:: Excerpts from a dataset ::
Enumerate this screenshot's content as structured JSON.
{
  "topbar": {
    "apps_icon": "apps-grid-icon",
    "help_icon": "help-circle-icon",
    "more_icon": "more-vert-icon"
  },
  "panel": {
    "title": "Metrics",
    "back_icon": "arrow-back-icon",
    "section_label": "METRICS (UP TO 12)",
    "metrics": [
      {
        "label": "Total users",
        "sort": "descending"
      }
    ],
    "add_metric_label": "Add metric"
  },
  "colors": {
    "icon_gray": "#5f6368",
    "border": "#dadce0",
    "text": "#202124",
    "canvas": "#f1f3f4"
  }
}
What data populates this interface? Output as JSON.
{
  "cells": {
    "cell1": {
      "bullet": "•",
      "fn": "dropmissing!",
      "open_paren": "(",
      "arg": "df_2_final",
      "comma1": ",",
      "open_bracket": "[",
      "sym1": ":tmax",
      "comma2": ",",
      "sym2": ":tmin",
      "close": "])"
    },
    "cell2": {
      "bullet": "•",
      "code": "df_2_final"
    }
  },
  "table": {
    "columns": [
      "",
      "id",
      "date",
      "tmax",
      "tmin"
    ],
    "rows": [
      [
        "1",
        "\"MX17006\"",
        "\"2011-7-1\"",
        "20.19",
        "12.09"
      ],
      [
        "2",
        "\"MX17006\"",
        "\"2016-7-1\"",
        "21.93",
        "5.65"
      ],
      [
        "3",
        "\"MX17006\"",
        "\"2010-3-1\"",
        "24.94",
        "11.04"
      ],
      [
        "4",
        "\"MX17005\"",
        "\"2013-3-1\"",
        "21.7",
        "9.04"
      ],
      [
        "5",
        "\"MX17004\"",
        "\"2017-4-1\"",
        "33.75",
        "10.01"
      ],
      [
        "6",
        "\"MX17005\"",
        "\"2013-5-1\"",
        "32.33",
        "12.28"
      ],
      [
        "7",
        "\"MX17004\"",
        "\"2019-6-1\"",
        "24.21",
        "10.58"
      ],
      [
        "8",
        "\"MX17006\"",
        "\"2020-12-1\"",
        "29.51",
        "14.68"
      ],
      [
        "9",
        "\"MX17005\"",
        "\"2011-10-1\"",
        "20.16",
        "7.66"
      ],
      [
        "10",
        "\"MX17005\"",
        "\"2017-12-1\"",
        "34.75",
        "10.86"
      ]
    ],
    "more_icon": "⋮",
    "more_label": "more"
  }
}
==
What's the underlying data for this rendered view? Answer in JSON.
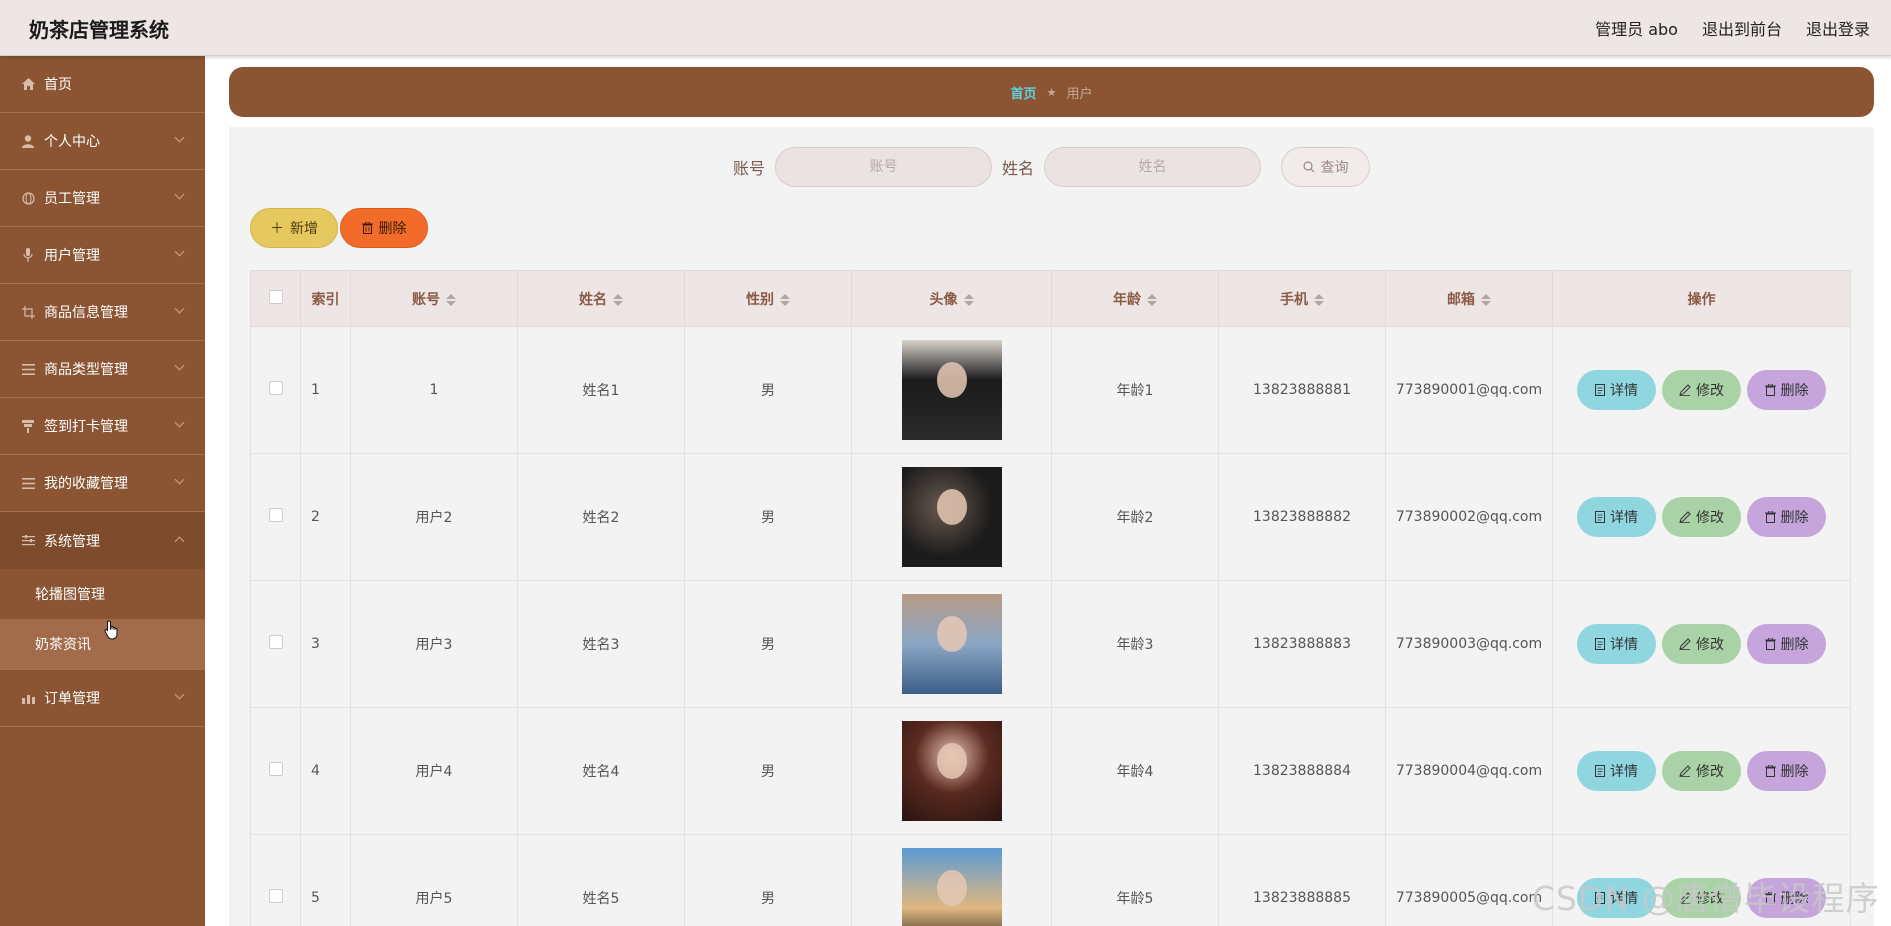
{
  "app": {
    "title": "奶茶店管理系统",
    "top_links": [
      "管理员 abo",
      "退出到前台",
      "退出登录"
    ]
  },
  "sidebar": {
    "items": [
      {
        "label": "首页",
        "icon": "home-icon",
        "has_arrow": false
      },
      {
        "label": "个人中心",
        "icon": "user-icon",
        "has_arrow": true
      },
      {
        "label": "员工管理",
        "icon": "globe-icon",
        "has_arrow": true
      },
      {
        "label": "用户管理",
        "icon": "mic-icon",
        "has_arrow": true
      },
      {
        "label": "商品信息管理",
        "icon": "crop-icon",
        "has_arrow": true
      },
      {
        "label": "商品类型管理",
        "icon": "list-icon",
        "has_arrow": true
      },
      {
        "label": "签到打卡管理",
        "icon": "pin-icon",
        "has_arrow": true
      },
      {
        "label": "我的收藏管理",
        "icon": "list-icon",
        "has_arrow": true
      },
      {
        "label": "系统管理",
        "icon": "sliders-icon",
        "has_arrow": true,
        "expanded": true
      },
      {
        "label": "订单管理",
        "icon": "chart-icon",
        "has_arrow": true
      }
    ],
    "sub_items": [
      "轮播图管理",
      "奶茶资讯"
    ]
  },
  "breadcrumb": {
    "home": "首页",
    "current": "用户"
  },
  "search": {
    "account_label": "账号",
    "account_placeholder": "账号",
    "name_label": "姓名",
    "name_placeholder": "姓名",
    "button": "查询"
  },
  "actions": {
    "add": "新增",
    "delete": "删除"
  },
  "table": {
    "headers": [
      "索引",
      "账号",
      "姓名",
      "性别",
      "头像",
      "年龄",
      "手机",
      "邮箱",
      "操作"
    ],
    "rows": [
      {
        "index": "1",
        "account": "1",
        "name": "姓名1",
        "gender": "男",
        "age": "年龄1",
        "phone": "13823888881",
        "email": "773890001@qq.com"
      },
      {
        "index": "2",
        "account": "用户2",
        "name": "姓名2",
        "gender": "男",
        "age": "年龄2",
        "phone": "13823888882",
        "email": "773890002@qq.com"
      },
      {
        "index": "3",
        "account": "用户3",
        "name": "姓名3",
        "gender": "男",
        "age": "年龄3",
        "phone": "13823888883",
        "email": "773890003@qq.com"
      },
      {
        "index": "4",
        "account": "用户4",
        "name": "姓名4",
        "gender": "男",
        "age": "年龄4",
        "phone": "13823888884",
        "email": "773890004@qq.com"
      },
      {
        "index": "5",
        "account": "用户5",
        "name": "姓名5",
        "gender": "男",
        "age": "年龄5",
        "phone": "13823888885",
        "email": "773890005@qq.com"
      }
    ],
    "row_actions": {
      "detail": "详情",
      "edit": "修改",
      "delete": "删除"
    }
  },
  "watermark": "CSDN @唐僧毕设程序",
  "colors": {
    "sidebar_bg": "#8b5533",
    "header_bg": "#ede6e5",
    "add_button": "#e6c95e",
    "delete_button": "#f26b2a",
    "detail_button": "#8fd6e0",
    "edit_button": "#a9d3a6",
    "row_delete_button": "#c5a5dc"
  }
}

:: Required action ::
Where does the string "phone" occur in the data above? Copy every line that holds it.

:: Answer to the exercise ::
        "phone": "13823888881",
        "phone": "13823888882",
        "phone": "13823888883",
        "phone": "13823888884",
        "phone": "13823888885",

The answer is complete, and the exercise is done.